On a meta level, it is hard to watch Working and its team of fantastic actors wresting genuine emotional performances (receptionist-nanny-flight-attendant-millworker Marie-France Arcilla is a true standout) and not reflect on their professional experiences. Surely many of the performers on stage have held down some of the show's complained-of jobs before. And yet here they are, living their dreams onstage, even as they portray those who could not.

In this vein, Working reminded me of A Chorus Line--individual stories pulled together to animate the whole, though the ones here are shared with a fraction of the empathy for the characters and their experiences. It also made me think of Cats and Starlight Express, two musicals that also consist largely of strung-together character songs about this cat or that train--and however you might feel about roller-skating trains, I did find myself wishing that earnest, heart-tugging Working could have taken itself a bit less seriously...even just a bit.

Working didn't have to be a happy-go-lucky, foot-tappin' extravaganza of fun.
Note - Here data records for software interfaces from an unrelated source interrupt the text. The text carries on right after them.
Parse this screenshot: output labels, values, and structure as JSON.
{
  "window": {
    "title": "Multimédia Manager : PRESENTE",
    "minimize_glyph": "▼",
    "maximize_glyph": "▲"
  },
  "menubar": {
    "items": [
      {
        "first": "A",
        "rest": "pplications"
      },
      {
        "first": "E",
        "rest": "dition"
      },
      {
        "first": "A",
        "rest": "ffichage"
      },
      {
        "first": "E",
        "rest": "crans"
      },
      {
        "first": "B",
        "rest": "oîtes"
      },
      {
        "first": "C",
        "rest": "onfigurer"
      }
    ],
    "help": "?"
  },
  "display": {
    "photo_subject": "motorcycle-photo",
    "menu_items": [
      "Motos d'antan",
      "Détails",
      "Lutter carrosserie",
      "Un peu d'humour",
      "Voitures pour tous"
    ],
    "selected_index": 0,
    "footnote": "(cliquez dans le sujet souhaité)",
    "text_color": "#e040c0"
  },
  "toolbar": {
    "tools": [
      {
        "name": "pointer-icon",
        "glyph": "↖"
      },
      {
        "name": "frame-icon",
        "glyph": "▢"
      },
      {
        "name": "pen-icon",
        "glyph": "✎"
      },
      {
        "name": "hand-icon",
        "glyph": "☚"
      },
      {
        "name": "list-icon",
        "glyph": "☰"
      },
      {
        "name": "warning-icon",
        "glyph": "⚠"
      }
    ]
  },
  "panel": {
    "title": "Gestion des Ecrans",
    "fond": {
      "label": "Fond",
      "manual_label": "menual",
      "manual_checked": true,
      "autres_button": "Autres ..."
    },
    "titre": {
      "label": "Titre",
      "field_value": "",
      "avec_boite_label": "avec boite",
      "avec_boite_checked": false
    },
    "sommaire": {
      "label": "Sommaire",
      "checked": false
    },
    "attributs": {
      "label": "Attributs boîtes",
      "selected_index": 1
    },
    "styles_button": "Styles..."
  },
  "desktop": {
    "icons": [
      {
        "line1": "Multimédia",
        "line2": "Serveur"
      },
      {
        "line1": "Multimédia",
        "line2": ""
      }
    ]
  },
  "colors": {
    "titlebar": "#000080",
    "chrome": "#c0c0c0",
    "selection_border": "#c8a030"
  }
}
Today is as good a time as ever to examine the uncomfortable realities of wealth distribution and professional fulfillment in America. Instead of this, the musical shoehorns interviews given, and pointedly selected, in the 1970s into a present day production without engaging any of the underlying issues. There's a glimmer of future in the finale, "Something To Point To," a number about how important it is for workers to not be alienated from the fruits of their labors. But when your finale conjures up Karl Marx, you're lagging a few years behind.

Stand down, proletariat. We get it.